View of Blackrock Castle, from the River Lee, in weak sunshine. The castle is on the right-hand side of the image, rising from the river bank. In the foreground, in a segment of apparently narrative art, a well dressed man is rowing a small boat carrying a cloaked and hooded woman, two children and personal effects. A large buoy floats nearby. Three sailing boats can be seen along the river, one travelling towards the group in the foreground.
Inscribed in Image
|Subject(s)||Antiquities and archaeological sites, Cities and towns, Forts and fortifications, Nature, Transportation|
|Keywords(s)||Archaeological sites, Boats, Castles, Children, Hats, Passengers, People, Rivers, Ships, Women|
|Dimensions||10.3 cm x 11.2 cm|
|Published / created||1837|
|Travel Account||Ireland Picturesque and Romantic|
|Print or manuscript|
|Location of image in copy||vol. 1, opp. p. 187|
|Source copy||National Library of Ireland Ir 9141 r 15|
This is a link to a digital copy hosted by an external website.
|Rights||Courtesy of the National Library of Ireland|
Related text from travel account
|Upon the whole, I think Cork, even in such quarters, is much cleaner and more comfortable than Dublin; and this I can say with the greater confidence, as I pried into every opening which had the appearance of a thoroughfare, and sometimes into places where, judging from the exclamations of the people, the quality (as they call every body whose hat has a crown to it, and whose coat is whole and clean) are unfrequent visitors.
But the river is the grand object of attraction at Cork; and, accordingly, on the morning of a very fine day, I set out in a steamer for the island of Cove. The Irish fine day is, in my opinion, the finest day in the world. It would be the most dis-agreeable of all days, a bright hot day— only it is [image: Black Rock Castle] [p. 187] not: for the light and heat are both deliciously mellowed by the water-clouds, which are between you and the sun. Were it not for this protection, I am sure that in my rambles among the Wicklow hills, during the whole of which time there was not a drop of rain, I should have gone to heaven by evaporation.

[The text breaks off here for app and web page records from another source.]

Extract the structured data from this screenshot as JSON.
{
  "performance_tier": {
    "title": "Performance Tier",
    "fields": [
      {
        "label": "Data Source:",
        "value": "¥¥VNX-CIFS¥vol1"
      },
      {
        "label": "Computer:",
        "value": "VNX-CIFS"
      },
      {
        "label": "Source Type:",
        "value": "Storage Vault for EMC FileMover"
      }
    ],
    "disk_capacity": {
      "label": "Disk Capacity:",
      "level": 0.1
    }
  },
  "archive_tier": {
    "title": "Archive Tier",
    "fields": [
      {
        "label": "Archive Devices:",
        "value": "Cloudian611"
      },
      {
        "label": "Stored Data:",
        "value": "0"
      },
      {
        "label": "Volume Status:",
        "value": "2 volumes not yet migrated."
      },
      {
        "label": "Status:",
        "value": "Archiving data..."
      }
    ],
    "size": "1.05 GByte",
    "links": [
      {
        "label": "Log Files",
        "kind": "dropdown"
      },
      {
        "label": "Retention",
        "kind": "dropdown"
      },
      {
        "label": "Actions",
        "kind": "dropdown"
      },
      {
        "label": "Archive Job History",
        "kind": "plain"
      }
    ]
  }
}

The irregular course of the estuary makes this little voyage extremely delightful; for, every now and then, a new picture, or a new combination, presents itself. On the left are ranged the variegated heights of Glenmire, covered with woods, and dotted with villas; on the right is a flatter country, but equally rich, terminating after some time with Black Rock Castle, standing out like a watch-tower. Of this part of the river a beautiful view is annexed, which, I beg leave to say, is also a beautiful view of the fine weather of Ireland. This peculiarity of sky and tone will be observed in almost all the engravings in the volume; and, indeed, it could not have escaped the quick eye, and delicate pencil, of Mr. Creswick.
Black Rock Castle is a very conspicuous object from many points of view, both in ascending and descending the river ; but the expectations of the stranger are disappointed on approaching it. Its air of authority vanishes by degrees; till at length, when just passing it, it becomes petite and nick-nackish. Although modernized, however, it was originally built in the time of James I., at the same [p. 188] time with the fort of Hallbouling. The mayors of Cork are the admirals of the river, and it is here they hold their court. Here, also, in the manner of their brethren at London, they have a grand annual entertainment at the expense of the city. [pp. 186-188]